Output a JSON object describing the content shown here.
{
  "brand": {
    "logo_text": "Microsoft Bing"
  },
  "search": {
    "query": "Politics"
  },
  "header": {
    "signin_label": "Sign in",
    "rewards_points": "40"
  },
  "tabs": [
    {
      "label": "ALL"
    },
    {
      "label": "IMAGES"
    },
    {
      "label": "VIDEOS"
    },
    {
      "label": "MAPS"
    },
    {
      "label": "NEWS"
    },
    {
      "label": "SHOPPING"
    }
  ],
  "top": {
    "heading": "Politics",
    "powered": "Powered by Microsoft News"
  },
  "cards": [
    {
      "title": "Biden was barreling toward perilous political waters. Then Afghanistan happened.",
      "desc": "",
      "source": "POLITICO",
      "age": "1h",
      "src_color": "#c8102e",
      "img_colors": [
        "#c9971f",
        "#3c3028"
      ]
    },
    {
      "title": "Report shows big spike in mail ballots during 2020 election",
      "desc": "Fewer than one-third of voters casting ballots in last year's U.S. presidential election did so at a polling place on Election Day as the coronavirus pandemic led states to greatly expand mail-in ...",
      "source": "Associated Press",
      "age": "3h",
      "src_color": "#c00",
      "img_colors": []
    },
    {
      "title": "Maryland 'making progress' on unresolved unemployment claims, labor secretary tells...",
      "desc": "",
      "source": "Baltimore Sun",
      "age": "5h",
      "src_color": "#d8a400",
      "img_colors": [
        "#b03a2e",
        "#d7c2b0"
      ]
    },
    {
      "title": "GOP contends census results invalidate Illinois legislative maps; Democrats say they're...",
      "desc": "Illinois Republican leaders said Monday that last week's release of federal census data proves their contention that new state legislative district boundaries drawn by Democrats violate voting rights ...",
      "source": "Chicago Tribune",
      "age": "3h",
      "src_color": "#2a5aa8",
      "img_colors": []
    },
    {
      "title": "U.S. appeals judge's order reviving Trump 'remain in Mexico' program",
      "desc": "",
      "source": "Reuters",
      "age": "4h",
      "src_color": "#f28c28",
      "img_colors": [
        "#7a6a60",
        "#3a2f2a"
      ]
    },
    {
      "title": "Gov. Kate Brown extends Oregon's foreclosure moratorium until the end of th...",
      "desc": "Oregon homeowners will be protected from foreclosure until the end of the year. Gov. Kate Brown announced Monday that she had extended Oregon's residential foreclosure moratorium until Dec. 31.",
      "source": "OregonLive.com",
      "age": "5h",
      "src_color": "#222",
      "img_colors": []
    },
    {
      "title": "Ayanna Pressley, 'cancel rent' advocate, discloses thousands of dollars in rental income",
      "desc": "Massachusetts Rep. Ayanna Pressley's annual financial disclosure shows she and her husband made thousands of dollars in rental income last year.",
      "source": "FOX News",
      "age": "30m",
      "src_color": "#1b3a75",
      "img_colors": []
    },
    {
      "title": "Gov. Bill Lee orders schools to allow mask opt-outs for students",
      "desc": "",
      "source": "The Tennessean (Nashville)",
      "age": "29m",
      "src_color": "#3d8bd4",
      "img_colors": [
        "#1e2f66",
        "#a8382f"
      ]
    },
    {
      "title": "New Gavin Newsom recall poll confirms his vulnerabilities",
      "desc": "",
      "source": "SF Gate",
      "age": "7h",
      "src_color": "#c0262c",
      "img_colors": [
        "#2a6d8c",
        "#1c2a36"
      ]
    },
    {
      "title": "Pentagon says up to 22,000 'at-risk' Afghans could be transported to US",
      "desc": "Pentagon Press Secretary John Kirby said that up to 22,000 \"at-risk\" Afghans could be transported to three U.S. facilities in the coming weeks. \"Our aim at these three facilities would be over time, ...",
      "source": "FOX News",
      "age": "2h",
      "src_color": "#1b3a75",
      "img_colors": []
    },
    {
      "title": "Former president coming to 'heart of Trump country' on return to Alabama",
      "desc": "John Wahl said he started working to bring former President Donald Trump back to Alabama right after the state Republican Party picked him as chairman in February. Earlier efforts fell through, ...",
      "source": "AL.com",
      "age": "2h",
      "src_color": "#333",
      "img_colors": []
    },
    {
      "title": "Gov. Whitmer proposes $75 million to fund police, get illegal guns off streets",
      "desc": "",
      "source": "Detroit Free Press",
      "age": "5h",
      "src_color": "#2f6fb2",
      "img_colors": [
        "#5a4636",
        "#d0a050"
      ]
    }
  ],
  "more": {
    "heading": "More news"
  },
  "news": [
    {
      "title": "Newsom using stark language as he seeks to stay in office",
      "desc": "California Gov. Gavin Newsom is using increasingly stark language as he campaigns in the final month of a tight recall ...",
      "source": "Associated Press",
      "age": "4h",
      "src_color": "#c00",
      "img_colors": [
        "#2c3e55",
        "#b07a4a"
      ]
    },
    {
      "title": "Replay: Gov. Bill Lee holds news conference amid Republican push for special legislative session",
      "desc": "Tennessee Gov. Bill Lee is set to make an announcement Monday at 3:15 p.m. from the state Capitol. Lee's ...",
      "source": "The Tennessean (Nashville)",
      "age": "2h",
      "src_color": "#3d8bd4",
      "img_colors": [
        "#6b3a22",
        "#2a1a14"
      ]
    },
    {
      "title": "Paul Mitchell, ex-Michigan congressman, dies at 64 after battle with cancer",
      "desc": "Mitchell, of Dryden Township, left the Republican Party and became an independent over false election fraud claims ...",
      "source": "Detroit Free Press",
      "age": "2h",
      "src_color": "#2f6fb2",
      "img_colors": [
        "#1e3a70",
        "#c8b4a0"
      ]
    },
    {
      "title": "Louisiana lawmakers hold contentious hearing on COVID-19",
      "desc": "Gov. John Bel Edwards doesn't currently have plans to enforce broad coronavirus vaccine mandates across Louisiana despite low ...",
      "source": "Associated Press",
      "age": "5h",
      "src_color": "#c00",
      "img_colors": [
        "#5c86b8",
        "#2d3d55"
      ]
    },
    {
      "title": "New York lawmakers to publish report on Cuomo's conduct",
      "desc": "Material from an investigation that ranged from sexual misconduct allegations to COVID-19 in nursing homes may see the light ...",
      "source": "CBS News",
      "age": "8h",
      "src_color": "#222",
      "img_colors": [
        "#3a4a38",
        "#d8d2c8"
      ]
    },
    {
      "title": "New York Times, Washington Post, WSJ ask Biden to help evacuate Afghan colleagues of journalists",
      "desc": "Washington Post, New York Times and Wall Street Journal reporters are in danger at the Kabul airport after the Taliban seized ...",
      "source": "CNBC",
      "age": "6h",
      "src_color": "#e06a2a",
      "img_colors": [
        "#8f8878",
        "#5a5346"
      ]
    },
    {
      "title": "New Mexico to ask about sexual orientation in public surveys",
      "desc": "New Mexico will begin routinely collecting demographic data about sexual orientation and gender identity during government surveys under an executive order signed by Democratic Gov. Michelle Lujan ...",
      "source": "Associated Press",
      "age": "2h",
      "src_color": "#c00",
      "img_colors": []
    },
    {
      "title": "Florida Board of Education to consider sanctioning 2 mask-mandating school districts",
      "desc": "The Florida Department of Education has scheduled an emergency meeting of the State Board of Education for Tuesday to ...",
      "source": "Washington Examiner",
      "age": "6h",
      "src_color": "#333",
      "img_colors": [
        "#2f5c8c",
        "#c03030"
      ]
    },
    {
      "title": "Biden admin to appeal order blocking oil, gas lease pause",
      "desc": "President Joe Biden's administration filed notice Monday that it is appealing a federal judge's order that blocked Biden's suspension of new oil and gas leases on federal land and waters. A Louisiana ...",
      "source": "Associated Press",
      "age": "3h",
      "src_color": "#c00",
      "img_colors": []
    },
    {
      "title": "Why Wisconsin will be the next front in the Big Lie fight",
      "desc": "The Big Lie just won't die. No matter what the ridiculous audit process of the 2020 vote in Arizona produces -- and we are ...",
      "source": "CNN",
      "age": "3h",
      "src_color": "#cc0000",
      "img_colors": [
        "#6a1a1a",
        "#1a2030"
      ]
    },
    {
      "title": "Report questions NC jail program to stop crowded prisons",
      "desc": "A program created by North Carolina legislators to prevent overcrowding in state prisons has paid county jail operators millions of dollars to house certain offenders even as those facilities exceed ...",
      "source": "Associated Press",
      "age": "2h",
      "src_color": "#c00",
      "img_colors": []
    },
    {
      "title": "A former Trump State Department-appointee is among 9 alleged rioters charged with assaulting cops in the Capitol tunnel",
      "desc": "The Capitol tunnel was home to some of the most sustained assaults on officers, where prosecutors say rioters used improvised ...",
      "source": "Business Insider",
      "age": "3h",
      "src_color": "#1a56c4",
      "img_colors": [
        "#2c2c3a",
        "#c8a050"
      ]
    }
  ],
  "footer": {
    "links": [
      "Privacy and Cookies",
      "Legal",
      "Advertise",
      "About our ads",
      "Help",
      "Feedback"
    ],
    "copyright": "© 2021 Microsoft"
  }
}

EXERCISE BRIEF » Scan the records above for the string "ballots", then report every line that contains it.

RESULT OF THIS EXERCISE »
      "title": "Report shows big spike in mail ballots during 2020 election",
      "desc": "Fewer than one-third of voters casting ballots in last year's U.S. presidential election did so at a polling place on Election Day as the coronavirus pandemic led states to greatly expand mail-in ...",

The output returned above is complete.